**Data items**.

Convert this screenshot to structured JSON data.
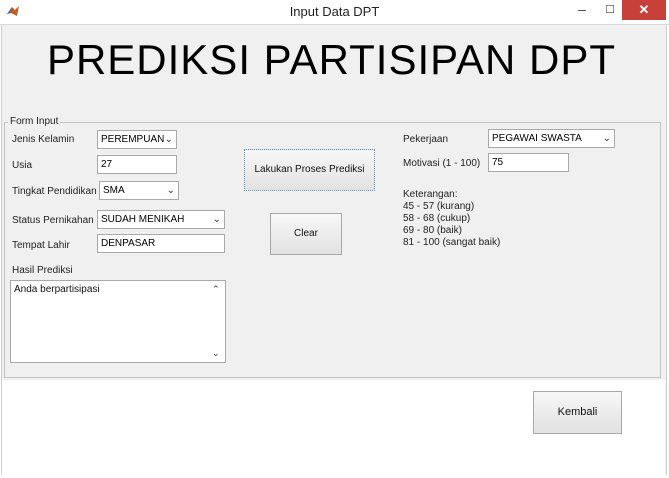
{
  "window": {
    "title": "Input Data DPT",
    "minimize_glyph": "–",
    "maximize_glyph": "☐",
    "close_glyph": "✕",
    "icon": "matlab-icon",
    "close_color": "#c7403a"
  },
  "header": {
    "title": "PREDIKSI PARTISIPAN DPT"
  },
  "form": {
    "legend": "Form Input",
    "jenis_kelamin": {
      "label": "Jenis Kelamin",
      "value": "PEREMPUAN"
    },
    "usia": {
      "label": "Usia",
      "value": "27"
    },
    "tingkat_pendidikan": {
      "label": "Tingkat Pendidikan",
      "value": "SMA"
    },
    "status_pernikahan": {
      "label": "Status Pernikahan",
      "value": "SUDAH MENIKAH"
    },
    "tempat_lahir": {
      "label": "Tempat Lahir",
      "value": "DENPASAR"
    },
    "hasil_prediksi": {
      "label": "Hasil Prediksi",
      "value": "Anda berpartisipasi"
    },
    "pekerjaan": {
      "label": "Pekerjaan",
      "value": "PEGAWAI SWASTA"
    },
    "motivasi": {
      "label": "Motivasi (1 - 100)",
      "value": "75"
    },
    "keterangan": {
      "label": "Keterangan:",
      "lines": [
        "45 - 57 (kurang)",
        "58 - 68 (cukup)",
        "69 - 80 (baik)",
        "81 - 100 (sangat baik)"
      ]
    }
  },
  "buttons": {
    "proses": "Lakukan Proses Prediksi",
    "clear": "Clear",
    "kembali": "Kembali"
  }
}
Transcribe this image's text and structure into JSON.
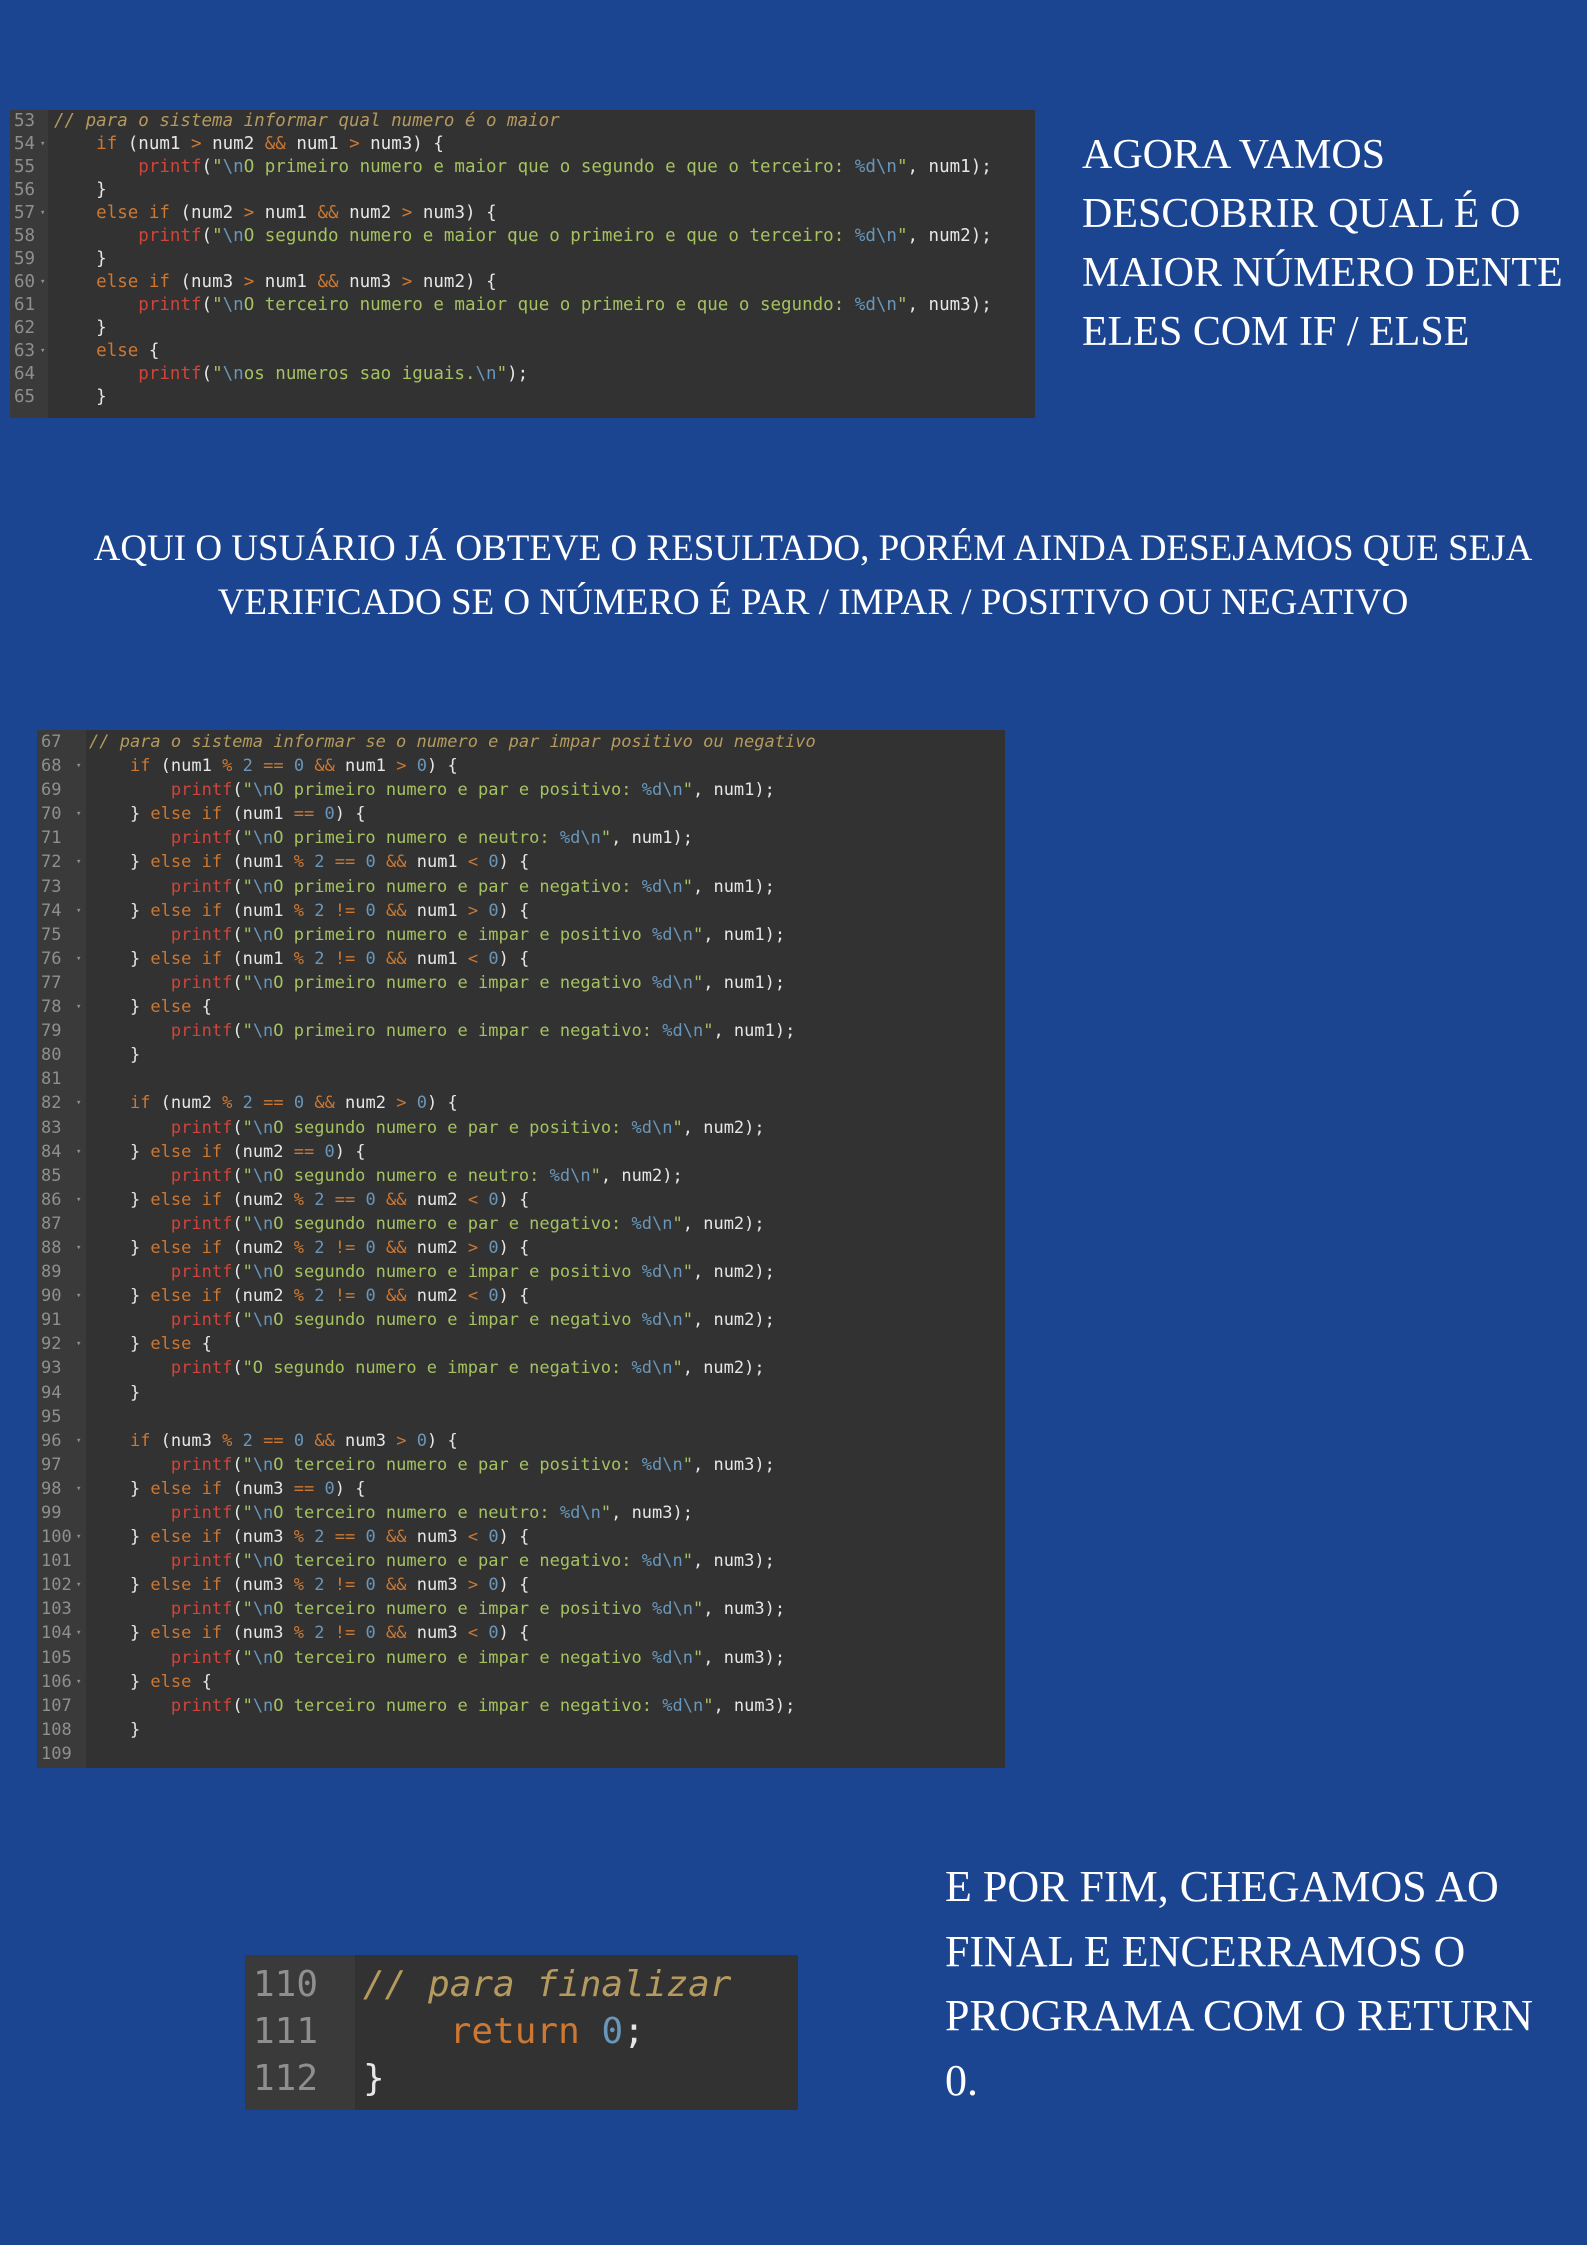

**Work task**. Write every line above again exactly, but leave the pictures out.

**Output of the exercise**.
Convert this screenshot to structured JSON data.
{
  "window": {
    "title": "Input Data DPT",
    "minimize_glyph": "–",
    "maximize_glyph": "☐",
    "close_glyph": "✕",
    "icon": "matlab-icon",
    "close_color": "#c7403a"
  },
  "header": {
    "title": "PREDIKSI PARTISIPAN DPT"
  },
  "form": {
    "legend": "Form Input",
    "jenis_kelamin": {
      "label": "Jenis Kelamin",
      "value": "PEREMPUAN"
    },
    "usia": {
      "label": "Usia",
      "value": "27"
    },
    "tingkat_pendidikan": {
      "label": "Tingkat Pendidikan",
      "value": "SMA"
    },
    "status_pernikahan": {
      "label": "Status Pernikahan",
      "value": "SUDAH MENIKAH"
    },
    "tempat_lahir": {
      "label": "Tempat Lahir",
      "value": "DENPASAR"
    },
    "hasil_prediksi": {
      "label": "Hasil Prediksi",
      "value": "Anda berpartisipasi"
    },
    "pekerjaan": {
      "label": "Pekerjaan",
      "value": "PEGAWAI SWASTA"
    },
    "motivasi": {
      "label": "Motivasi (1 - 100)",
      "value": "75"
    },
    "keterangan": {
      "label": "Keterangan:",
      "lines": [
        "45 - 57 (kurang)",
        "58 - 68 (cukup)",
        "69 - 80 (baik)",
        "81 - 100 (sangat baik)"
      ]
    }
  },
  "buttons": {
    "proses": "Lakukan Proses Prediksi",
    "clear": "Clear",
    "kembali": "Kembali"
  }
}
Transcribe this image's text and structure into JSON.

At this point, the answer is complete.